To do
Start to finish, copy the data exactly.

### Supplied data

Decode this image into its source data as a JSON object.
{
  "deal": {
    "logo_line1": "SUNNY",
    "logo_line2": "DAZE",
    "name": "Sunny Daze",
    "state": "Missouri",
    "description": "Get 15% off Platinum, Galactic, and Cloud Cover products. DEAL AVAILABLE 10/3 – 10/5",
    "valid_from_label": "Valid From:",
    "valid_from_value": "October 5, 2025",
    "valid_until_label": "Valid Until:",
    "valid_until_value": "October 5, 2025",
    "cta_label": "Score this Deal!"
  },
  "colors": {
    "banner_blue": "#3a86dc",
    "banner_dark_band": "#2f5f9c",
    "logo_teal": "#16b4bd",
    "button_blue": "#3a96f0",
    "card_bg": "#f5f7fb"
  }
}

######

Answer
Decode this image into its source data as a JSON object.
{
  "deal": {
    "logo_line1": "SUNNY",
    "logo_line2": "DAZE",
    "name": "Sunny Daze",
    "state": "Missouri",
    "description": "Get 15% off Platinum, Galactic, and Cloud Cover products. DEAL AVAILABLE 10/3 – 10/5",
    "valid_from_label": "Valid From:",
    "valid_from_value": "October 5, 2025",
    "valid_until_label": "Valid Until:",
    "valid_until_value": "October 5, 2025",
    "cta_label": "Score this Deal!"
  },
  "colors": {
    "banner_blue": "#3a86dc",
    "banner_dark_band": "#2f5f9c",
    "logo_teal": "#16b4bd",
    "button_blue": "#3a96f0",
    "card_bg": "#f5f7fb"
  }
}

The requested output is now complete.